Just as importantly, note where and when different cities allow you to ride their roads.
Some will limit you to particular areas.
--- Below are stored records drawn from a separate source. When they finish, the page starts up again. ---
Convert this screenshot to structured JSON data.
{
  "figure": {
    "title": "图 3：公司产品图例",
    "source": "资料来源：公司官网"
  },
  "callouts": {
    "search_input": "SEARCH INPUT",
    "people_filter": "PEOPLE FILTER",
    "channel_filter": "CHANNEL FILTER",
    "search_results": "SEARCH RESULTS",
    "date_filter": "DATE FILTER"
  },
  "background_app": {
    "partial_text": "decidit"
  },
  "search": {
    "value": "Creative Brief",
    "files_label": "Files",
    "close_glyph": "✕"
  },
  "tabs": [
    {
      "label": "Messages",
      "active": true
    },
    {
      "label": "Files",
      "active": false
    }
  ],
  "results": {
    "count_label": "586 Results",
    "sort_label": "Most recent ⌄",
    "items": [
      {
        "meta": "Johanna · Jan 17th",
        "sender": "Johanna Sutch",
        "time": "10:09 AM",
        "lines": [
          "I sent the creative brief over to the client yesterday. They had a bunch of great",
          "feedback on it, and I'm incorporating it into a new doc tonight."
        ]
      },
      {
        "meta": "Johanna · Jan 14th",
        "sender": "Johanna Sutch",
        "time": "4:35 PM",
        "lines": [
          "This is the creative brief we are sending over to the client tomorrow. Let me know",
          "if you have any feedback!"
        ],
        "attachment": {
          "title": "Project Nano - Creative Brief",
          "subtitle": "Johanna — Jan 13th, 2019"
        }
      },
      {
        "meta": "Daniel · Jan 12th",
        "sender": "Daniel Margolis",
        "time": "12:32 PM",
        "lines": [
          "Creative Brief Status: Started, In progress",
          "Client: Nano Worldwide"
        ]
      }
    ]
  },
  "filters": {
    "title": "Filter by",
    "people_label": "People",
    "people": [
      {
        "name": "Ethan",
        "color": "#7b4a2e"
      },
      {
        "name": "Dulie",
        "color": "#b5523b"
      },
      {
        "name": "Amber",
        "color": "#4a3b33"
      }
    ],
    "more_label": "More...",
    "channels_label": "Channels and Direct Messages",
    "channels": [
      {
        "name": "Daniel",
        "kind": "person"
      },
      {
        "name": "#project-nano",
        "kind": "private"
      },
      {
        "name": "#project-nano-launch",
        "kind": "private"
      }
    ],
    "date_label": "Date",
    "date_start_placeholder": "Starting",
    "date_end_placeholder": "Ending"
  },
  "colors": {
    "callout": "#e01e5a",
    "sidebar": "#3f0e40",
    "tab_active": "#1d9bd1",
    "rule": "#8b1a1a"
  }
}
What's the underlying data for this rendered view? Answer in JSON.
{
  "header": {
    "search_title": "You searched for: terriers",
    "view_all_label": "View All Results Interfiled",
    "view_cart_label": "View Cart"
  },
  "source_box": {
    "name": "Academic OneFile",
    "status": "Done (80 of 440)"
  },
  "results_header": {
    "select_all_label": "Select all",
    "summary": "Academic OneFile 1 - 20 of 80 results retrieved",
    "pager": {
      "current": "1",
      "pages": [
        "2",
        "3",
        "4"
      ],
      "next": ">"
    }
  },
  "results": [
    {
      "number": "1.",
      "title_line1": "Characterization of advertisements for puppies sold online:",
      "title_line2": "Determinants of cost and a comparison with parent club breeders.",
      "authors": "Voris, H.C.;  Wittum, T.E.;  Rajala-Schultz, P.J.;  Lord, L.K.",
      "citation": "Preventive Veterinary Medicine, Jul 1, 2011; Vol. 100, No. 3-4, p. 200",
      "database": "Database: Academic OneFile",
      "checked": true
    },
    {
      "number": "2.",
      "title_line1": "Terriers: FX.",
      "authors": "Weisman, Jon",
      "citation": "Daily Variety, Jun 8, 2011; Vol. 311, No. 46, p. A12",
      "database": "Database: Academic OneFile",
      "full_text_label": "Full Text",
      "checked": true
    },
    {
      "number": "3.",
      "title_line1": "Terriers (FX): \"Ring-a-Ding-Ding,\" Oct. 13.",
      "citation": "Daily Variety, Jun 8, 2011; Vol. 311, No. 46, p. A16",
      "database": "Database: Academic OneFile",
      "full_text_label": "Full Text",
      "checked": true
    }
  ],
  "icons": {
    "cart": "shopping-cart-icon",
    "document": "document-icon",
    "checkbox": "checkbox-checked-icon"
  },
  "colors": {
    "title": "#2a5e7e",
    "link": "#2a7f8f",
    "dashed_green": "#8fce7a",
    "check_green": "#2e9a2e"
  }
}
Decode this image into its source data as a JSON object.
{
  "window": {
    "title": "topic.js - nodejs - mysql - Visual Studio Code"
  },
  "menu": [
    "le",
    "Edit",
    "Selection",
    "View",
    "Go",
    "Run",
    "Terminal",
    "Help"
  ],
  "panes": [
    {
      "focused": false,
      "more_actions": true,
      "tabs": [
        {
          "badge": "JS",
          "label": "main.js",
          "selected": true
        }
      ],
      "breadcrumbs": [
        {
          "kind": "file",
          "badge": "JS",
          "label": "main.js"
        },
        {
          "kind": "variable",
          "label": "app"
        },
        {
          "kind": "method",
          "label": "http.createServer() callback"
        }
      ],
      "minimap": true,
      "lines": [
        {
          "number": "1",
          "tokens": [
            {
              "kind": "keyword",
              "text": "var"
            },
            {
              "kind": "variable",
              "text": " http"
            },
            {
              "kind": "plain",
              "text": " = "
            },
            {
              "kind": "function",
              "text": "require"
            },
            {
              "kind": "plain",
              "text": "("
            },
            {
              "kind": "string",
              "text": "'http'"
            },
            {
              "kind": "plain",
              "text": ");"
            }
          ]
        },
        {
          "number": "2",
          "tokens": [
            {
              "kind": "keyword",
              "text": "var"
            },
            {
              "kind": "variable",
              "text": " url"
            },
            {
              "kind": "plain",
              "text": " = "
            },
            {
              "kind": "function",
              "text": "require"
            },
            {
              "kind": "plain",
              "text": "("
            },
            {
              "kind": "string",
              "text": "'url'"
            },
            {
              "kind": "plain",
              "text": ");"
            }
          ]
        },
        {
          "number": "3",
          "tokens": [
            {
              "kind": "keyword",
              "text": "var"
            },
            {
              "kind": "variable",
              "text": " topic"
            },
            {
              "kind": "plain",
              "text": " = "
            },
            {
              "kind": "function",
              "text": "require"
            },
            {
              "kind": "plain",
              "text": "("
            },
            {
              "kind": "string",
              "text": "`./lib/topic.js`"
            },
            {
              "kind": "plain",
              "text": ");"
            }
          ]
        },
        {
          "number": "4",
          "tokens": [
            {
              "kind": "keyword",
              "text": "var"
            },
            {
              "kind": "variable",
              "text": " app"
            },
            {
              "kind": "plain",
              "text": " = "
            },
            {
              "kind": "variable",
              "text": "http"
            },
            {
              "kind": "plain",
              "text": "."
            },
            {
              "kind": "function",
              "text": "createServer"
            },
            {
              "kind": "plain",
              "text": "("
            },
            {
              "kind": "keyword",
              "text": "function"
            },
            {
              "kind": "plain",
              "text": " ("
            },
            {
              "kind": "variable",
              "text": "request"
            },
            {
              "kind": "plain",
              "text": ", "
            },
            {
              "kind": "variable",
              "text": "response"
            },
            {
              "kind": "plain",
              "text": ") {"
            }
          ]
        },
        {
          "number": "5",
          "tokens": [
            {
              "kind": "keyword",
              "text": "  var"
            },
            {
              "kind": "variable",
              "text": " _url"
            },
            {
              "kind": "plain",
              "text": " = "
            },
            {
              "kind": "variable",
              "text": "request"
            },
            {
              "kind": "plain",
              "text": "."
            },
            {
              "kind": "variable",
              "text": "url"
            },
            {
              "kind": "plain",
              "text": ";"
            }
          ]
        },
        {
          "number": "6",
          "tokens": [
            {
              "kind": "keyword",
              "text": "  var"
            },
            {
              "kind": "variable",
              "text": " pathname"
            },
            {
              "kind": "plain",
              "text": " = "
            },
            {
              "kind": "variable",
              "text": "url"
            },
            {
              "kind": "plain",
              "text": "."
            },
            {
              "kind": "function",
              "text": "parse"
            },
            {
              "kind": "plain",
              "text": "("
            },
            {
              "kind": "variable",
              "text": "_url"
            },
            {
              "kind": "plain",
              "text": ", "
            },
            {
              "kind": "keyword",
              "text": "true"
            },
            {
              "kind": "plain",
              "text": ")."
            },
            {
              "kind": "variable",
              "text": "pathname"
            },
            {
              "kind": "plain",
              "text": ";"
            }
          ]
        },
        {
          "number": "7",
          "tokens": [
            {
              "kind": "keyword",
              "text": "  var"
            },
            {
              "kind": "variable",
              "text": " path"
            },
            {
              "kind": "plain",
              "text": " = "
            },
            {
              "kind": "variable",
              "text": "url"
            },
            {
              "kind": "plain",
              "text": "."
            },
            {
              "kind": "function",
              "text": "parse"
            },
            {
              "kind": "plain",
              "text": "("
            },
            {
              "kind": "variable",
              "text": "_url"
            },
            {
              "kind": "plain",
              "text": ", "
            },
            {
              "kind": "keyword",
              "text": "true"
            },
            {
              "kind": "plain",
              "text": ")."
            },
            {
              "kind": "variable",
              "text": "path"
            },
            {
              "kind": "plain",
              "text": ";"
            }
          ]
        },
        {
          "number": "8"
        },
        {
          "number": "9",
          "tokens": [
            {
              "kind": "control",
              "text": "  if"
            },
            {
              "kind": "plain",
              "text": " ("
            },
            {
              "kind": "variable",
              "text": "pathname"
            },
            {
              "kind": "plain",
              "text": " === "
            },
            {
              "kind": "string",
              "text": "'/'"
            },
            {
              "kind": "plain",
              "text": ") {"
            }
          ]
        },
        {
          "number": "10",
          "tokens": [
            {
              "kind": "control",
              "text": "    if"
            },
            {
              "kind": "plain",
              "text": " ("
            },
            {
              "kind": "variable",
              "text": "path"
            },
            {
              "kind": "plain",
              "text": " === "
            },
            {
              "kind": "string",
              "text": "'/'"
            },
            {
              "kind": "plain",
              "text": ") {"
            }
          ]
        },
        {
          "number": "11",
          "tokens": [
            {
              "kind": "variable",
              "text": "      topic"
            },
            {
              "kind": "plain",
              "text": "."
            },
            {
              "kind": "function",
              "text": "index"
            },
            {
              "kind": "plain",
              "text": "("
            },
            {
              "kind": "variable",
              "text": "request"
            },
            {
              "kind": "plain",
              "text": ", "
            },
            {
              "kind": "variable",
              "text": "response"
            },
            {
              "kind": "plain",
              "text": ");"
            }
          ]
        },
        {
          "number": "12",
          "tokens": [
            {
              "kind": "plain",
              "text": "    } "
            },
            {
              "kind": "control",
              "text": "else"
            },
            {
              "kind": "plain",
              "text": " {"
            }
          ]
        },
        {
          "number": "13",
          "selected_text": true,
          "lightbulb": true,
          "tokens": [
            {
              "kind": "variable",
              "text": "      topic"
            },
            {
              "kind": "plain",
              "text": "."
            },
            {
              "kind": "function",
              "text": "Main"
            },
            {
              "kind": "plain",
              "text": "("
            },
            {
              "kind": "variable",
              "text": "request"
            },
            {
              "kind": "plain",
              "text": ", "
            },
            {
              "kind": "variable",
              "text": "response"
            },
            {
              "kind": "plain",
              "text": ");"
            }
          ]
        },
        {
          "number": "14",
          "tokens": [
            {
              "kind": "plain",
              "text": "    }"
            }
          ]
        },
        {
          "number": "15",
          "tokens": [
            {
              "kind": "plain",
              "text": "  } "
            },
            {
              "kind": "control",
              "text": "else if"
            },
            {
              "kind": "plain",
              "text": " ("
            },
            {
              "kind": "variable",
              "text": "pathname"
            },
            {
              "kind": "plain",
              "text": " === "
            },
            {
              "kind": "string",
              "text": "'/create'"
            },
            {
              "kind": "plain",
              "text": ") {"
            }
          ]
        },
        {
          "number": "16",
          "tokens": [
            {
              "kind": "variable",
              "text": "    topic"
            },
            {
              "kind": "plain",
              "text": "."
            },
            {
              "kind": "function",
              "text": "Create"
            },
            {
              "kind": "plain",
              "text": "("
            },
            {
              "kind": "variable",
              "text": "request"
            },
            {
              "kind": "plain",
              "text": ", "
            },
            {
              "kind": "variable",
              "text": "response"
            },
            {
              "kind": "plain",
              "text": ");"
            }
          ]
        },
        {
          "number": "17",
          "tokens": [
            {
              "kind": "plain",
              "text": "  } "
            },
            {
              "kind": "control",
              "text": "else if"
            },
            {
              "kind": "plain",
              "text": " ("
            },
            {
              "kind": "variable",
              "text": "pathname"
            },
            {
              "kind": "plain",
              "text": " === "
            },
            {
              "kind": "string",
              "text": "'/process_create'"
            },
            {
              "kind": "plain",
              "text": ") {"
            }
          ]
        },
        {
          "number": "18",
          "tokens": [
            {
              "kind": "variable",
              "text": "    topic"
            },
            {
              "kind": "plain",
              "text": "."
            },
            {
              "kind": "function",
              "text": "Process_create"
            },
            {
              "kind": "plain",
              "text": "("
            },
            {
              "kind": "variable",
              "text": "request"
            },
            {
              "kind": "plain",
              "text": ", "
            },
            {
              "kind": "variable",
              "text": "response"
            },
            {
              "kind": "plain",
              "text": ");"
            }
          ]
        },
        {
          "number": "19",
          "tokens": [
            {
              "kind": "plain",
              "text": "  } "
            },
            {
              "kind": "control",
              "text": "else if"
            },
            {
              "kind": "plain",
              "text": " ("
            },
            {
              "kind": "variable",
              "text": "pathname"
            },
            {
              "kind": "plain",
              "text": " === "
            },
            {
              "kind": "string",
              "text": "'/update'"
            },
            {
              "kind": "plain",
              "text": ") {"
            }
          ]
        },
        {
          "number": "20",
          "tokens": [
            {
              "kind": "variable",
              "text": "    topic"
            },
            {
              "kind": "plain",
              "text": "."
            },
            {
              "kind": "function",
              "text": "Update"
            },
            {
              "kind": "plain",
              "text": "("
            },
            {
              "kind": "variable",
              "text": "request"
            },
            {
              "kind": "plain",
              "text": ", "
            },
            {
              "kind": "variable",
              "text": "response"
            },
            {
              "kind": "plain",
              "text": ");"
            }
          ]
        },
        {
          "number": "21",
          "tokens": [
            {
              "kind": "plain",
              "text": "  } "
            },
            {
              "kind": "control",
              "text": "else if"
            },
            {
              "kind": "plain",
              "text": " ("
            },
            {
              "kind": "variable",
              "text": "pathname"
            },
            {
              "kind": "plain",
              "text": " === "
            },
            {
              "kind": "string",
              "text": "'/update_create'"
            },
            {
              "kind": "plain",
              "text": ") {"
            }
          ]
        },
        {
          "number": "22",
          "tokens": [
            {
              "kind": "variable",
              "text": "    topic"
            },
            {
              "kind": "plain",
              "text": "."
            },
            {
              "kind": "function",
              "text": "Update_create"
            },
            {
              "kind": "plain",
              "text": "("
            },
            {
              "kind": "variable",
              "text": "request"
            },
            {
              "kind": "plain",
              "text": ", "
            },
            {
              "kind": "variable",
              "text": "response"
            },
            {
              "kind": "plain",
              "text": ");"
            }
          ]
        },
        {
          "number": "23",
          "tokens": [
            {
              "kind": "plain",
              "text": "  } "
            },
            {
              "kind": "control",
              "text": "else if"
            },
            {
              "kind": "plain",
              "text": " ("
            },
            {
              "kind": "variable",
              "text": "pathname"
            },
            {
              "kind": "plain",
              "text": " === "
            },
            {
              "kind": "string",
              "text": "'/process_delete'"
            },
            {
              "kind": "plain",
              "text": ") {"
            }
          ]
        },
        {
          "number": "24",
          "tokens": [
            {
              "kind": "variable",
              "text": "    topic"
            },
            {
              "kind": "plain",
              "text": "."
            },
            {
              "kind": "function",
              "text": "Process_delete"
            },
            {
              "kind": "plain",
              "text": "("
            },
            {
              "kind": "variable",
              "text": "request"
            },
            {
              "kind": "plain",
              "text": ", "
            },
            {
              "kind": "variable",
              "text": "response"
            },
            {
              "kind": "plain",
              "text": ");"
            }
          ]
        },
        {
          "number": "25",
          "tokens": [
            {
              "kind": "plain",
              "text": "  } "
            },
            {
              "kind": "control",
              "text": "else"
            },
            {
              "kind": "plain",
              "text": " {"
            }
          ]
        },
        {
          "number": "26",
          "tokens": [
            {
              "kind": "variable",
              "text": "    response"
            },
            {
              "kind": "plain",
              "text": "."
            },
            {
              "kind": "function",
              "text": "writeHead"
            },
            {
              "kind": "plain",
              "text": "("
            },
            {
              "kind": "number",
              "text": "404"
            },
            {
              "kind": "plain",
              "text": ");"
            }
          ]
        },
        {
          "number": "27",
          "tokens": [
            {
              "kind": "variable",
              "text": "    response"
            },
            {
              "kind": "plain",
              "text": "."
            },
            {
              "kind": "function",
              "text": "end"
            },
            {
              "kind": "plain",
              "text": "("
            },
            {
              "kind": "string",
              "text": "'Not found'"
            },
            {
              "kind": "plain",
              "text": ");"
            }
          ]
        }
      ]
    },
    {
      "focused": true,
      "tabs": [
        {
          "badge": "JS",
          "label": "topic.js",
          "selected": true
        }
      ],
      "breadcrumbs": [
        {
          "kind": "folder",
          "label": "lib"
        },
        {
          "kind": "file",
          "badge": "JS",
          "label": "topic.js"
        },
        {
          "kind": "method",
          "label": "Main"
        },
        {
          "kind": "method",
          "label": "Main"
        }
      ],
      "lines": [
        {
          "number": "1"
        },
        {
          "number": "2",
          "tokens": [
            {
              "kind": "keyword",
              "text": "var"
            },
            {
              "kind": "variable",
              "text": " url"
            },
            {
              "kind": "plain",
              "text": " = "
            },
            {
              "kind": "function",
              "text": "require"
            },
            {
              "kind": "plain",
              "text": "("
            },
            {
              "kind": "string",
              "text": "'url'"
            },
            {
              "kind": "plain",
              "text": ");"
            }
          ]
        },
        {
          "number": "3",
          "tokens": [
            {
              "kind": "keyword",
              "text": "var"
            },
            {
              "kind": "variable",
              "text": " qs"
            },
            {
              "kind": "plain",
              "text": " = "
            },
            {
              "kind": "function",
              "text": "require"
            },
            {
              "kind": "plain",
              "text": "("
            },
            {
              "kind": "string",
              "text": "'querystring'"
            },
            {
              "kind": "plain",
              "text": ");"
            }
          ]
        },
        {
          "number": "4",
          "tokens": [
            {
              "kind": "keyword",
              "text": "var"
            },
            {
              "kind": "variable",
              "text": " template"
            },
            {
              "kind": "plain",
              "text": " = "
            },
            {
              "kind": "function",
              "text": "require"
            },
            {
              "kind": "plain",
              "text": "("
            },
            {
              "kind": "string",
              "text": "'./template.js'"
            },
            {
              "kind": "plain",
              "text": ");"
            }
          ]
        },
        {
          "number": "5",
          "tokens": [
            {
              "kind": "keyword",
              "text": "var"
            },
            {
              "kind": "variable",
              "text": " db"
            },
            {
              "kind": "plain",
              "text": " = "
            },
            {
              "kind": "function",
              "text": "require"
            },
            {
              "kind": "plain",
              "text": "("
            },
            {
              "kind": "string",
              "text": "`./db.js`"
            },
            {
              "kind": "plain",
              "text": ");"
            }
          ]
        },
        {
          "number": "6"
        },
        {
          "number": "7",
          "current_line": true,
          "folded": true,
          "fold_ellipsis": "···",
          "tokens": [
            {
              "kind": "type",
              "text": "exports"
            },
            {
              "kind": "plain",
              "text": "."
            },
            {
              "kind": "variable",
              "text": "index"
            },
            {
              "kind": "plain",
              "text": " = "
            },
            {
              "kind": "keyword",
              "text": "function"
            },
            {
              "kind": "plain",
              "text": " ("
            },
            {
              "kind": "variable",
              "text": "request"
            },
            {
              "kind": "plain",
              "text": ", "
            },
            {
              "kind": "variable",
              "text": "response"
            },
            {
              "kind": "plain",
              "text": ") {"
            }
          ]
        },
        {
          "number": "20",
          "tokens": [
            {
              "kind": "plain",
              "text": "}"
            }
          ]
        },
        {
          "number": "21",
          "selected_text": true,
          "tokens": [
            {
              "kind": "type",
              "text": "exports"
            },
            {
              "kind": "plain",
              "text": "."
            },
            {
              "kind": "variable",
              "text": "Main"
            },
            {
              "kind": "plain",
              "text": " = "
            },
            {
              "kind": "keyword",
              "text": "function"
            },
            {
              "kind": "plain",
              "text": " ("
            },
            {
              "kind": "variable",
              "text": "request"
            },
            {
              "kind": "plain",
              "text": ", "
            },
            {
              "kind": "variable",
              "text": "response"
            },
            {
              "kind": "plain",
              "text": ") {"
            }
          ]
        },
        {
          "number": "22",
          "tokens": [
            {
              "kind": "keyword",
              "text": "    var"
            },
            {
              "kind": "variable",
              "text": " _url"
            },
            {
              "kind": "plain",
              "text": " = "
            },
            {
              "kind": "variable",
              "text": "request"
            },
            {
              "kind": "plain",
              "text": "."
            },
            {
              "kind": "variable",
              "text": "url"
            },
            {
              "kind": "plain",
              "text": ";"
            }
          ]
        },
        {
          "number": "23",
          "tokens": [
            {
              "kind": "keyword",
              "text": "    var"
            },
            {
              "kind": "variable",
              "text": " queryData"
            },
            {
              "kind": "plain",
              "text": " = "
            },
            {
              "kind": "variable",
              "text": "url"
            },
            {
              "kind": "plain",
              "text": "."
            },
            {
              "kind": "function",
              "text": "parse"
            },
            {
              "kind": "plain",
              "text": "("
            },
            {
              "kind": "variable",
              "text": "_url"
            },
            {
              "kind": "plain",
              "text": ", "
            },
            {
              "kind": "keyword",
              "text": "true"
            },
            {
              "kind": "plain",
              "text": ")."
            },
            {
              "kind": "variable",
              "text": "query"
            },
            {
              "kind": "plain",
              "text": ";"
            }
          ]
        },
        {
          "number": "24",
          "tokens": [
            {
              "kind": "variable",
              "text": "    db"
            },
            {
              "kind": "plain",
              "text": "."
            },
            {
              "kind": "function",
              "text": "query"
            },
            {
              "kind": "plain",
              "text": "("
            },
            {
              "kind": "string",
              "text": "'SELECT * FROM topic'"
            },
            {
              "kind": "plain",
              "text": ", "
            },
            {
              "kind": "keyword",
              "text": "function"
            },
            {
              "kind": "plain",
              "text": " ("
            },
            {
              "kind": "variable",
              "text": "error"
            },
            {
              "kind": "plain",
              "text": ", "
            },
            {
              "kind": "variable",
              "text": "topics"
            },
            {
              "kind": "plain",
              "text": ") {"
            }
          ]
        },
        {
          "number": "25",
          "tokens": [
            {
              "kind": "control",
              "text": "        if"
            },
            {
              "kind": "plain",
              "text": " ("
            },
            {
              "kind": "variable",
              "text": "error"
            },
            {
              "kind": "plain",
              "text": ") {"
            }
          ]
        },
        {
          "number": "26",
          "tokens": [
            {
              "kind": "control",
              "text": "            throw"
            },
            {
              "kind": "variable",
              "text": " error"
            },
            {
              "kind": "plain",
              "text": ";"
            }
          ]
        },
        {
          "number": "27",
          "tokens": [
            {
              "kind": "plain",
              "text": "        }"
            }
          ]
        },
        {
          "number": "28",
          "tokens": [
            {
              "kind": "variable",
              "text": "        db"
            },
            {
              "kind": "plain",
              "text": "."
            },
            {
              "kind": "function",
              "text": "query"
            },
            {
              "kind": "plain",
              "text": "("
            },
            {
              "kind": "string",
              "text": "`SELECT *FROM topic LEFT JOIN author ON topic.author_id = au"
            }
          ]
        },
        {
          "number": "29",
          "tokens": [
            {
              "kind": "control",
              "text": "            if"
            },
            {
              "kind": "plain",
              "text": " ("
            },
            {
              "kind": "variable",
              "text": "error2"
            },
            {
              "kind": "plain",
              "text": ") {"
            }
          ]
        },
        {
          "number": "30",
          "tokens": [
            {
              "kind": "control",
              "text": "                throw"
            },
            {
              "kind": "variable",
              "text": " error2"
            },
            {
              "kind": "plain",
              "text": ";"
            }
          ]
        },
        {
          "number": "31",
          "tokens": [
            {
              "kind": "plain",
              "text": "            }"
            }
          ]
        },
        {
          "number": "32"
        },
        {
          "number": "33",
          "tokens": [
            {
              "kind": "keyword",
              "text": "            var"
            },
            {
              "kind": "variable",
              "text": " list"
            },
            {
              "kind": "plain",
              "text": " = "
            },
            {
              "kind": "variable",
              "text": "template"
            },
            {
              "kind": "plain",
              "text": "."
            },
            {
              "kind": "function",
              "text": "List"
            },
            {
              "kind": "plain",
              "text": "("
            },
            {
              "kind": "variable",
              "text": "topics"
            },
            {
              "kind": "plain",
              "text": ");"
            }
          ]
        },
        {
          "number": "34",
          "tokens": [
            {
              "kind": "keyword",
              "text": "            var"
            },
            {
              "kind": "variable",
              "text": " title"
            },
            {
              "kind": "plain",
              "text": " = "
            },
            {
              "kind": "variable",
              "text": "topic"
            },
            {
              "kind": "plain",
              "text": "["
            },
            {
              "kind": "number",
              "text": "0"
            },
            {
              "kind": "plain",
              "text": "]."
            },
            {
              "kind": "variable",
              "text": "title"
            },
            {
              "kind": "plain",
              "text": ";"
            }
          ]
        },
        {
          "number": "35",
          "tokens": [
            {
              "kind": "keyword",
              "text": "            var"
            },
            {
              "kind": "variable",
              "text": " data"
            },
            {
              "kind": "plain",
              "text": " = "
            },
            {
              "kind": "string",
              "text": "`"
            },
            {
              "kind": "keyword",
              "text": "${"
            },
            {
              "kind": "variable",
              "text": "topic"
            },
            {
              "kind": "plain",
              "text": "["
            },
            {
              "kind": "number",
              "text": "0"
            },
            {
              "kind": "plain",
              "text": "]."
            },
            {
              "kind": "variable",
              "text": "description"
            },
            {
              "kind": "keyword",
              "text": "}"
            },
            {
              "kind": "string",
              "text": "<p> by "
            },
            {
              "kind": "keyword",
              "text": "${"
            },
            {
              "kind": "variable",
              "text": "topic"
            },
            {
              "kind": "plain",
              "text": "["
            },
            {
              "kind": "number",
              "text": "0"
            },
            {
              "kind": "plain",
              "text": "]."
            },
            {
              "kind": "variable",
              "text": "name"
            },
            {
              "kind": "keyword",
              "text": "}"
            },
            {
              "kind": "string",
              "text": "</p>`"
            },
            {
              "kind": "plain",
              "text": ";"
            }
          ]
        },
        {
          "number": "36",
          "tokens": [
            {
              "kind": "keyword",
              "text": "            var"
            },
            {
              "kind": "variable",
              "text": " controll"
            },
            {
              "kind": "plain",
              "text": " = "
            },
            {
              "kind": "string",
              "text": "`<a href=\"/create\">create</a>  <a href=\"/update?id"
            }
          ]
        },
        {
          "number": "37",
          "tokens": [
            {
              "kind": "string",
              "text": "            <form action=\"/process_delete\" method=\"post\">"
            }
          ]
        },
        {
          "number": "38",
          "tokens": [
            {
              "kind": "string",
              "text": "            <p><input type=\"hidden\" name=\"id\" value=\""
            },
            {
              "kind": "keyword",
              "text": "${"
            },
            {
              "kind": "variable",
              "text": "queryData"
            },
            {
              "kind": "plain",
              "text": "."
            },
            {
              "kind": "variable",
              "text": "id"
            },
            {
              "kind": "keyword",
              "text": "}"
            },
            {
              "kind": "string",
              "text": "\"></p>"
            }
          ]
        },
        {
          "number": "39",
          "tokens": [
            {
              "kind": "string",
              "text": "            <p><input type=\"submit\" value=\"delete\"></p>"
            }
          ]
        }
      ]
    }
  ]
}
Others have a more open and free policy.
For example, some may let you ride on highways if you have headlights.
However, others may restrict you to daytime use – defined as between sunrise and sunset – and won’t allow you to ride at night even with lights.
This latter ruling is counter to the state law, which states that carts can ride at night as long as they have lights.
However, the state also limits golf cart use in two other situations.
First of all, you cannot ride in bad weather – snow, rain, etc. – unless an ordinance by the city allows you to do so in emergencies.
Also, you cannot ride if you cannot see other people or vehicles from 500 feet away.
Remember: some cities may have stricter rules that dictate your driving behavior even more.
So pay attention to what you are allowed to do and make sure that you pay attention to your driving.
Like with high-speed vehicles, you can be quickly ticketed for breaking traffic laws.
You can also experience hefty fines and other problems if you aren’t careful with your behavior.
Other Legal Factors to Consider
When riding golf carts on Minnesota roads, you must pay attention to a variety of factors.
First of all, your cart must be capable of 25 miles per hour but cannot exceed 25 miles per hour.
Any faster and these carts are considered medium-speed vehicles.
Currently, Minnesota allows medium-speed cars to travel on roads of 35 miles per hour or less.
The same holds true of low-speed vehicles.
Your cart must also have a VIN paired with a manufacturer’s certificate of origin.
Then, it must be appropriately registered and operated on the streets.
Importantly, you must also make sure that your cart weighs less than 3,000 pounds.
Any more substantial, and it may have to be reclassified as another vehicle type.
And make sure that any upgraded golf carts are adequately inspected to avoid any legal concerns.
Please remember: a low-speed vehicle is not a golf cart or vice versa.
Though the terms “golf cart” and “low-speed vehicle” were used interchangeably, here, a golf cart upgraded to be a low-speed vehicle is no longer considered a golf cart.
Therefore, it is now subject to all laws that regulate low-speed vehicle use.
These guidelines do not apply on private roads, however.
Federal Golf Cart Laws
Even though our guides are thorough and researched, it is highly recommended that you perform your own research and check with your local municipality on rules as well.